• **Task to carry out**: Among the entries that follow, find the lines containing the string "Options" and copy them.

• **Source information**:
######
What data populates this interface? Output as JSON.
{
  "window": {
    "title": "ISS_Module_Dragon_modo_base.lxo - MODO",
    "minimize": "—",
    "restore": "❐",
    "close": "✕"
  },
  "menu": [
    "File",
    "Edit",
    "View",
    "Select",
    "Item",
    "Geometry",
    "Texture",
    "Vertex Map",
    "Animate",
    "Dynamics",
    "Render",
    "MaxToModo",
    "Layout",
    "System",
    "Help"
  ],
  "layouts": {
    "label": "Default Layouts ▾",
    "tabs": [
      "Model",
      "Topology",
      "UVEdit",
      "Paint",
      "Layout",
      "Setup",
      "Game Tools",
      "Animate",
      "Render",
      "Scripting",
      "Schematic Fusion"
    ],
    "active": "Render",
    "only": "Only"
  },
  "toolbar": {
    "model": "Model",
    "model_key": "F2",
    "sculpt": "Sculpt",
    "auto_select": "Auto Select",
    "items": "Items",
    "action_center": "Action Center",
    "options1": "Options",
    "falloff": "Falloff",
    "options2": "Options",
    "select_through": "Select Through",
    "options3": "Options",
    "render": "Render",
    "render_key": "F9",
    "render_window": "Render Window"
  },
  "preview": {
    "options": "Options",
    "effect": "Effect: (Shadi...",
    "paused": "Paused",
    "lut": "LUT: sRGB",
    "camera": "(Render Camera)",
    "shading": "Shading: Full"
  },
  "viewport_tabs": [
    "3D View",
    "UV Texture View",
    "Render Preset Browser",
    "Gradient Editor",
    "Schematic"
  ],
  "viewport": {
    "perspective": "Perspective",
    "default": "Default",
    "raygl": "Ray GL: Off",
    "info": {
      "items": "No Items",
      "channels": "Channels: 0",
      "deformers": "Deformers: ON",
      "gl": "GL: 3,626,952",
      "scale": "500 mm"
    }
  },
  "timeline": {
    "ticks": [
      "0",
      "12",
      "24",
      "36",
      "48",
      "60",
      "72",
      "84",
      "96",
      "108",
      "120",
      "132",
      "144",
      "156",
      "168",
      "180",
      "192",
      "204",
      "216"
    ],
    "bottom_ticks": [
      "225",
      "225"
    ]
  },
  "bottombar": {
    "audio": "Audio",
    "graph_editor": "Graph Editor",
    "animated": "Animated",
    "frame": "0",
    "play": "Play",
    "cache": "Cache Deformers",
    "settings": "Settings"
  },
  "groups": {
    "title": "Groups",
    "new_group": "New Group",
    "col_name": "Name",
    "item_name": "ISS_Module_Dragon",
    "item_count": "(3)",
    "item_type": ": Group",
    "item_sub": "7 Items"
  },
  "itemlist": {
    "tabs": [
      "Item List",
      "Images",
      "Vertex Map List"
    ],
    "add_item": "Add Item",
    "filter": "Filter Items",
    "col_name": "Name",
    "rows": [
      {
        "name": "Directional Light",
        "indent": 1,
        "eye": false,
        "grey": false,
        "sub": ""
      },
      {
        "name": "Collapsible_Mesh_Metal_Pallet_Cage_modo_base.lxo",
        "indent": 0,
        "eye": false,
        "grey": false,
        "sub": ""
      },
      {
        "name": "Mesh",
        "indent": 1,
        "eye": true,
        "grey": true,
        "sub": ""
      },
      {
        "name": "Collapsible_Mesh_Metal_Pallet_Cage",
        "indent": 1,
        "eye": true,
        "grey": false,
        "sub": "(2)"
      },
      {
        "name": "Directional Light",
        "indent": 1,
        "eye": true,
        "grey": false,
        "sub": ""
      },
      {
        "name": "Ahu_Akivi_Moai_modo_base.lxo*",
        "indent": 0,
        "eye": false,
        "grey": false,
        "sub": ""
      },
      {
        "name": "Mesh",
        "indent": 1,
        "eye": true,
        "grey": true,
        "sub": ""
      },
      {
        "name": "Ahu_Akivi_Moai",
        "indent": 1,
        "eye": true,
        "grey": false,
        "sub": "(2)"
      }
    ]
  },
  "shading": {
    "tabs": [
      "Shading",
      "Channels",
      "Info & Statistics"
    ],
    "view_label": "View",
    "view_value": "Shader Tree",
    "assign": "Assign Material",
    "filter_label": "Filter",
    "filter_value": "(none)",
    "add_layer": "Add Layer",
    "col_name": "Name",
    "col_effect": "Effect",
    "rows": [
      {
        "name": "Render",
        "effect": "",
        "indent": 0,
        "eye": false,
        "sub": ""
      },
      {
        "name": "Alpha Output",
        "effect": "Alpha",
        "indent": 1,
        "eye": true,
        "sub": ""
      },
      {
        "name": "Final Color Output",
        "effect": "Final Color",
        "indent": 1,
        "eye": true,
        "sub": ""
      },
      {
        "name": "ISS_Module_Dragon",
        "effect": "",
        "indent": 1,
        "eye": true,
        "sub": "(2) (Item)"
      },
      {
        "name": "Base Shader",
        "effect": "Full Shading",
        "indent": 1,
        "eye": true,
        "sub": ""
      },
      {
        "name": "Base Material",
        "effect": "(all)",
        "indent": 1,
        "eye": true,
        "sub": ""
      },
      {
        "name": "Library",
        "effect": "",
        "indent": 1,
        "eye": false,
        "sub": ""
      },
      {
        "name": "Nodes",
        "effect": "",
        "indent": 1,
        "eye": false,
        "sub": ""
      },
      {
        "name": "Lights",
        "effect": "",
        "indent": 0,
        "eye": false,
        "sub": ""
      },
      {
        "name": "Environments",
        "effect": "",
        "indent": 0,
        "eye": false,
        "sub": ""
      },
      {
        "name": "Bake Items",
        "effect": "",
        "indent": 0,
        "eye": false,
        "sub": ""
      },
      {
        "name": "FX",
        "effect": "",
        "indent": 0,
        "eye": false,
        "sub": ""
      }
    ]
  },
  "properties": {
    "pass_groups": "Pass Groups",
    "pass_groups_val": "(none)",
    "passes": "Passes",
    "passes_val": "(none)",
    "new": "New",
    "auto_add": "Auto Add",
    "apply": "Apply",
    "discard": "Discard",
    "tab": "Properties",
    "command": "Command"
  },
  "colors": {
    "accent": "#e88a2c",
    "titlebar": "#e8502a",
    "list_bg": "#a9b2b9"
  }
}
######
• **Result**:
    "options1": "Options",
    "options2": "Options",
    "options3": "Options",
    "options": "Options",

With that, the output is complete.